BiodiverCity is one of the most recent projects of Bjarke Ingels, it is a city of three islands connected by autonomous vehicles for land, water and air to make it a habitat without transport emissions off the coast of coasts of Malaysia. Three islands will be built in Penang and will serve as cultural, commercial and residential hubs. The most striking thing about the development is that all transportation on the 4,500 acres will consist of self-contained boats, vehicles, and air travel, making the islands both pedestrian and pedestrianized. Construction is one of the biggest sources of carbon emissions, in fact even more than the aviation industry. Thus, to reduce the impact on the environment, most buildings will be prefabricated or 3D printed on site and others will use a combination of bamboo, Malaysian wood and “green concrete” made from recycled materials such as the aggregate.
The Zopherus team created their rather unique Zopherus habitat for NASA’s 3D printed habitat challenge. Rather than transporting material to Mars, the Zopherus relies (in part) on material found on Mars. Essentially a massive interplanetary 3D printer, the Zopherus deploys rovers that collect the material and bring it back to the printer, which binds it with cement and prints the habitat. The habitat uses two nozzles that print in HDPE and Martian concrete. HDPE forms a basic structure as well as an outer shell for the Martian concrete construction, strengthening it as well as protecting it from the extreme temperatures of the Red Planet.
Founded by Maggie Grout, the non-profit organization Thinking Huts presented plans for a 3D printed school in Fianarantsoa, a town in Madagascar. The school will be built using locally sourced materials, while being fully aware of the surrounding environment. Conceived by Studio Mortazavi, the school will feature 3D printed walls, solar panels, a vertical farm and internet access.
How many of you are familiar with combustible ice? Usually a frozen mixture of water and concentrated natural gas, it can be ignited in a frozen state and is considered one of the most abundant fossil fuels in the world. As we dig into the seas to fuel our consumption, the problem of marine litter becomes more and more serious. Due to the structural characteristics of plastic, it will not be easily corroded by sea water. Therefore, designers Xuejun Bai, Chucheng Pang, Lei Zhai, Yuyang Sun, Dianao Liu came up with the idea of using materials local, transform plastic waste into 3D printed materials, like our own building materials, and fill cracks in the seabed caused by mining combustible ice to prevent secondary disasters. “In order to resolve energy and environmental issues as much as possible, we are installing the location with the highest coincidence of combustible ice and marine debris as a yard. There are two main moving lines in the building, the descending materials and the ascending energy. Among them, the energy tower transforms plastic waste from the sea into 3D printing materials, and prints the building and the energy tank along the central cylinder, turning into a growing building.

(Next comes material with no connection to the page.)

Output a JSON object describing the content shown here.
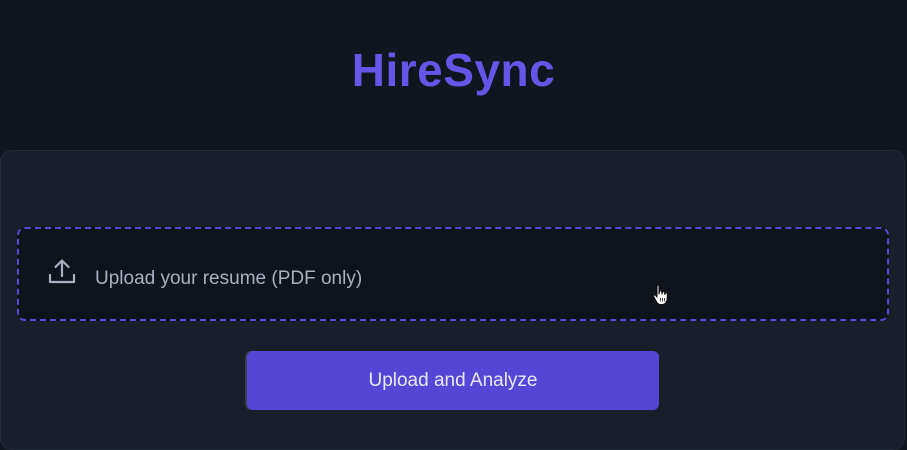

For more innovative and fascinating 3D printed architectural designs, check out Part 1 of this article!